Figure 1 Synopsys Ethernet Security solution block diagram.
With Synopsys MACsec security modules, designers can take advantage of:
- Compliance with IEEE 802.1AE standard
- Safety handling of each tire, including encapsulation/uncapsulation and tire validation
- Scalable throughput up to 100+ Gbps based on piped AES-GCM encryption with improved latency
- Encryption/decryption and authentication
- Authentication only
- Key sizes are 128-bit and 256-bit
- Entry/exit response time fixed
- Extended Packet Numbering according to IEEE 802.1AEbn
- Jumbo frames support
- Insert and remove a SecTag
- Configurable number of secure channels and associations
- Configurable re-protect window size
- Formal compensation
- Programmable covert compensation
- VLAN tag in clear support
- Choose bypass mode
Data retention policies vary around the world; Some government agencies will even try to enforce data access rights, control, ownership, censorship policy, or legislation.

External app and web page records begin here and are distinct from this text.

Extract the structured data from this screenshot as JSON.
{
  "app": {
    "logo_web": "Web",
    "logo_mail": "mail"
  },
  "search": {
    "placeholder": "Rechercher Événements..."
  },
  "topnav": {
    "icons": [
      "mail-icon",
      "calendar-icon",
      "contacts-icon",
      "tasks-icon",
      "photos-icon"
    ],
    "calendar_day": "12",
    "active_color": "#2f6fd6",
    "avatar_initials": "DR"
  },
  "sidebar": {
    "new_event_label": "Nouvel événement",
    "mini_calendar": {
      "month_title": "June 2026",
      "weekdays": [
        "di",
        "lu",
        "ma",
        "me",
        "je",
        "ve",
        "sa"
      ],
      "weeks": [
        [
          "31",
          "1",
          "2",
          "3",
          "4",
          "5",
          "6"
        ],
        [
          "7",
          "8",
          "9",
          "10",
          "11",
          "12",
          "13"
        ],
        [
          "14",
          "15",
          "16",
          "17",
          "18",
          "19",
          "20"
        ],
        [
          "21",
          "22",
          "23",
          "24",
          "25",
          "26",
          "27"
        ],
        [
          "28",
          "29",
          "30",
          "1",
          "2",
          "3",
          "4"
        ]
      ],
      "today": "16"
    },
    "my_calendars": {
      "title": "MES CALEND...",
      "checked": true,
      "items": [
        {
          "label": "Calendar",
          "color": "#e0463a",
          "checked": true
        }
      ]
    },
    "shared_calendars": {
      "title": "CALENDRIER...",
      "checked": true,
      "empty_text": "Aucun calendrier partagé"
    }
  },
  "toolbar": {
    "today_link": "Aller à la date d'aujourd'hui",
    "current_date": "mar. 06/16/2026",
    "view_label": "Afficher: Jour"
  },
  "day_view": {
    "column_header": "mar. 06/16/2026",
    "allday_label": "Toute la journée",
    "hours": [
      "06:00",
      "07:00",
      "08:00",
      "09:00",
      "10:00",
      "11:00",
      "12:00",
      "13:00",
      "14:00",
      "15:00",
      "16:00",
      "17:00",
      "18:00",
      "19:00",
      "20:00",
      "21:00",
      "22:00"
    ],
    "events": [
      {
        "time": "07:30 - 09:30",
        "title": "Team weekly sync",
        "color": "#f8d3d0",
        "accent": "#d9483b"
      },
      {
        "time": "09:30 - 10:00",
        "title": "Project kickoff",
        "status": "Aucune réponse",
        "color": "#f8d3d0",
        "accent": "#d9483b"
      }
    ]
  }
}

It is not enough protection to encrypt data only at rest. The use of multiple layers of network encryption may be necessary to ensure privacy and security, and to traverse unknown and uncensored elements of the Internet’s infrastructure. Zero-day vulnerabilities, malware, and viruses can easily threaten without the validation and protection provided by cryptographic technologies.
The main security standard for securing Ethernet traffic is MACsec, which provides security for data in transit between devices connected to an Ethernet network. The pre-shared key used in the first step of MACsec negotiation can prevent untrusted devices from successfully connecting to a secure Ethernet fabric. Computing on shared infrastructure further complicates this challenge – unless you can verify that the connection is secure, don’t trust it!
by adding Synopsys MACsec security modules to Synopsys Ethernet IP solutionsSoCs network designers can protect high-speed network traffic, enabling end-to-end security for data in motion between Ethernet-connected devices.
Learn more about enabling the highest levels of SoC security with Synopsys Secure Interfaces.
Jerry Lotto is HPC’s Senior Technical Marketing Manager at Synopsys.